‘Bull’: CBS Boss Addresses Show’s Renewal After Michael Weatherly Controversy & Plans To Improve Company Culture

CBS bosses have addressed the controversial decision to renew Bull following sexual harassment allegations against star Michael Weatherly and have promised that new procedures will “go beyond what we’ve done in the past”.

Your Complete Guide to Pilots and Straight-to-Series orders

The procedural drama was picked up for a fourth season despite the allegations made against Weatherly by Eliza Dushku, which resulted in a $9.5M settlement with the actress.

CBS Entertainment president Kelly Kahl said that following Weatherly’s apology, it wanted to make the renewal decision “through a fresh lens and new eyes.”

“When we were looking at a decision and what to do with Bull, what happened was something that a lot of us didn’t know about. So, when it came time to make a decision, we wanted to look at it through a fresh lens and new eyes. We wanted to reassess and look at what happened,” he said.

Speaking at the broadcaster’s press upfronts events, Kahl admitted that Weatherly made a mistake but that he “owned” that mistake. “He’s indicated to us that he’s willing to take coaching and training that we deem necessary for him to create a positive environment on the set. We looked at the totality of his work on CBS. He’s been with CBS for 14 years and there were no complaints before and none after. He took everything seriously and wants to move forward. He wants to make it better,” Kahl added.

The Bull controversy erupted in December when it was revealed that former cast member Dushku had reached a $9.5 million settlement with CBS — then overseen by Les Moonves —  over claims she was sexually harassed by Weatherly during her time on the show. Dushku detailed her allegations in a stinging Boston Globe op-ed, including what she described as the toxic atmosphere on the CBS procedural and lewd comments that Weatherly allegedly made toward her that led her to filing a formal complaint. She was let go from the show shortly thereafter.

Weatherly denied having been part of Dushku’s firing, but admitted that he engaged in behavior that was “both not funny and not appropriate,” saying he was “sorry” and that he regretted the pain he had caused the actress.

Last week, Steven Spielberg’s Amblin Television pulled out of the show.

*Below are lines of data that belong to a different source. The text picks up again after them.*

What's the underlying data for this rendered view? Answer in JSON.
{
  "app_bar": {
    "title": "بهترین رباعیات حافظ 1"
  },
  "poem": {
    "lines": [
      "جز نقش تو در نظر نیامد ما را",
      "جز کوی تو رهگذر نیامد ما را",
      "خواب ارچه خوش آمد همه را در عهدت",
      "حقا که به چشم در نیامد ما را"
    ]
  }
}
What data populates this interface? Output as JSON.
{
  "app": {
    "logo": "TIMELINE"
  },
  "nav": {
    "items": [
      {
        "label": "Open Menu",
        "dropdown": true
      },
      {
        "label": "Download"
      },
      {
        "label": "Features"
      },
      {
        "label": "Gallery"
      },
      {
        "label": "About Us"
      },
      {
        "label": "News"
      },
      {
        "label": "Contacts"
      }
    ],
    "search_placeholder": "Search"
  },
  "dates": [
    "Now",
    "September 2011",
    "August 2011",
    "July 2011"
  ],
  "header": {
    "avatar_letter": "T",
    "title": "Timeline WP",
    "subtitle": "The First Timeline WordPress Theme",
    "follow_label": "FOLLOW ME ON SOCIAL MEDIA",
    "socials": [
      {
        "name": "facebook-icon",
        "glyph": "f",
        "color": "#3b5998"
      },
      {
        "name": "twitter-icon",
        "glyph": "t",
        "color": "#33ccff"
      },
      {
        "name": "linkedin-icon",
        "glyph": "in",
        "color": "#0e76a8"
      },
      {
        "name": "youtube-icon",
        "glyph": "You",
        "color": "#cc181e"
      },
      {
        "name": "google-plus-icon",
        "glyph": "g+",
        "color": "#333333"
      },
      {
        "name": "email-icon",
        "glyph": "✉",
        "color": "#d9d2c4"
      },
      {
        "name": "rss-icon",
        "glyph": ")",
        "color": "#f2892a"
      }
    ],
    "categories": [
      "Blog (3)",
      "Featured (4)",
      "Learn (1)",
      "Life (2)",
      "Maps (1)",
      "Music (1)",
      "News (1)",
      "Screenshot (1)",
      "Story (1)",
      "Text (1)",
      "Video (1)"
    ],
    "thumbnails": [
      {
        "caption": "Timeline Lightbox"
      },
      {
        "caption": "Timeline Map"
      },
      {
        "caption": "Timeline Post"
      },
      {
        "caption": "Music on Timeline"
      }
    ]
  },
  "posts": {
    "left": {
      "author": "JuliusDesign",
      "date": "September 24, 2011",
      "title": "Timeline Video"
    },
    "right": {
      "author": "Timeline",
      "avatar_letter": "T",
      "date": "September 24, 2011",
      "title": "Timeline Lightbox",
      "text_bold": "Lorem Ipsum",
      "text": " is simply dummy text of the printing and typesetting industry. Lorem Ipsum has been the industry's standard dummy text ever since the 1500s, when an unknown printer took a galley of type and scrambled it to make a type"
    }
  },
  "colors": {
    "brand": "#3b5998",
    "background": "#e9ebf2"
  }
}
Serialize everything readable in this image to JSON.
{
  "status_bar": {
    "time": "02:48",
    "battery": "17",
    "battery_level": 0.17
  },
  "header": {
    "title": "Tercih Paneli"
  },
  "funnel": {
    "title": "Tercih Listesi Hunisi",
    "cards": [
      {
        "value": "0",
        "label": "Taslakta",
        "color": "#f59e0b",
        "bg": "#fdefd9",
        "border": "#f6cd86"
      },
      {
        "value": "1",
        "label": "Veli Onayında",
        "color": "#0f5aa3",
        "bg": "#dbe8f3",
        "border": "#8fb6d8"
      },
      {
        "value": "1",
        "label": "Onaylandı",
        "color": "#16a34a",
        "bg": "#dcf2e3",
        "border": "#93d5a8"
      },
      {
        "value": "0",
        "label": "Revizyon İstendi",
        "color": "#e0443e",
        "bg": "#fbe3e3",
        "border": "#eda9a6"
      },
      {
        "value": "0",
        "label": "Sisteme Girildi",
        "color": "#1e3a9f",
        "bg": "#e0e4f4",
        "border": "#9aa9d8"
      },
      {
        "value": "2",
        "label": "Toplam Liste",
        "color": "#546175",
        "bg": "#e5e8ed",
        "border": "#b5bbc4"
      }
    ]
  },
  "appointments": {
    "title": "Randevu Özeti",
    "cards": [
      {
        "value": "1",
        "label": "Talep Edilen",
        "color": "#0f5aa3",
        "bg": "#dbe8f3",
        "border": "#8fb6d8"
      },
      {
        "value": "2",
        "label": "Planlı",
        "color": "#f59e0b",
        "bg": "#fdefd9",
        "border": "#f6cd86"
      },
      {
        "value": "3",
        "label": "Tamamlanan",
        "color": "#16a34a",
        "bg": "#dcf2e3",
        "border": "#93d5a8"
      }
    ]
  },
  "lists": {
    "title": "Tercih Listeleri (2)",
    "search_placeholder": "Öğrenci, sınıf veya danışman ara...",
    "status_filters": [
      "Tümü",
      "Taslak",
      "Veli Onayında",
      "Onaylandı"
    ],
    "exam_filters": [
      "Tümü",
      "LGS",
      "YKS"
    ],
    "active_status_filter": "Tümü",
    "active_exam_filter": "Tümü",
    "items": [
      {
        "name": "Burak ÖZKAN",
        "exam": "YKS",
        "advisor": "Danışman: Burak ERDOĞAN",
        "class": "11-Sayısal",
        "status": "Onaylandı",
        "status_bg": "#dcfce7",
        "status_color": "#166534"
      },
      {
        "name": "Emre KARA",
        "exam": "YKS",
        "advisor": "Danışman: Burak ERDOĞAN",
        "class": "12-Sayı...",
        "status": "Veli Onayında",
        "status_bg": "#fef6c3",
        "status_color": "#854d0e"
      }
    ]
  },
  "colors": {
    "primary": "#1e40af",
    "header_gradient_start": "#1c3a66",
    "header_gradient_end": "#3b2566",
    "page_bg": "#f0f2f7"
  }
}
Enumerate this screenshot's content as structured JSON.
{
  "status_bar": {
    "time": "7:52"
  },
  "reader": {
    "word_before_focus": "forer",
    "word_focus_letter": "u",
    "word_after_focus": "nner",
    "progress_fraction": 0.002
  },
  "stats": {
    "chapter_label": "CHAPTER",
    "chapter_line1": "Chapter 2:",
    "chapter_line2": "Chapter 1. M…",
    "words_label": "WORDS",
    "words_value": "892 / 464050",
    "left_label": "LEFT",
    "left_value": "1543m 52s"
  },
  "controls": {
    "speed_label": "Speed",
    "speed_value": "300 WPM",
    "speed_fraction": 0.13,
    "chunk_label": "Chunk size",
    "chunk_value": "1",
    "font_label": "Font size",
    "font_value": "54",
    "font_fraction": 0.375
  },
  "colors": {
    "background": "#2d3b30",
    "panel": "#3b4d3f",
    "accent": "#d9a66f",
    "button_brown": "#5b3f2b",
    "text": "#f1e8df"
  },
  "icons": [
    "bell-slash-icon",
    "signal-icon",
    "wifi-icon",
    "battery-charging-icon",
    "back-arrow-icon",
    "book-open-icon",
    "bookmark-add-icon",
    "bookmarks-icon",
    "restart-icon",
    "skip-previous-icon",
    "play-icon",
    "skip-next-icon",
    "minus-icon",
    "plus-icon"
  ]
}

Spielberg, Darryl Frank and Justin Falvey are no longer attached to the show after Amblin TV co-heads Frank and Falvey served as executive producers on Bull for its first three seasons.

CBS said that it is not looking for another producer to replace Amblin and the show will continue to be produced by CBS Television Studios in association with Stage 29 Productions. Glenn Gordon Caron, who served as showrunner last season, will return.

Created by Dr. Phil McGraw and Paul Attanasio, Bull stars Weatherly as Dr. Jason Bull in a drama inspired by the early career of Dr. Phil McGraw. Brilliant, brash and charming, Dr. Bull is the ultimate puppet master as he combines psychology, human intuition and high-tech data to learn what makes jurors, attorneys, witnesses and the accused tick. Gordon Caron, Paul Attanasio, Dr. Phil McGraw and Jay McGraw are the executive producers.

During the breakfast, CBS execs discussed how the company has put in place a set of new procedures to ensure that another situation doesn’t happen. “It’s going to go beyond what we’ve done in the past,” Kahl said.

Earlier this month, Deadline revealed that CBS had put together a plan to greatly expand the company’s human resources operations with the goal of making access to HR representatives easier and less intimidating.

The new procedures will include “an independent, third party reporting system for all employees – both in CBS offices and on sets” with “professionals outside of CBS” receiving complaints, “providing another confidential reporting option for our production employee base.”

Source: Read Full Article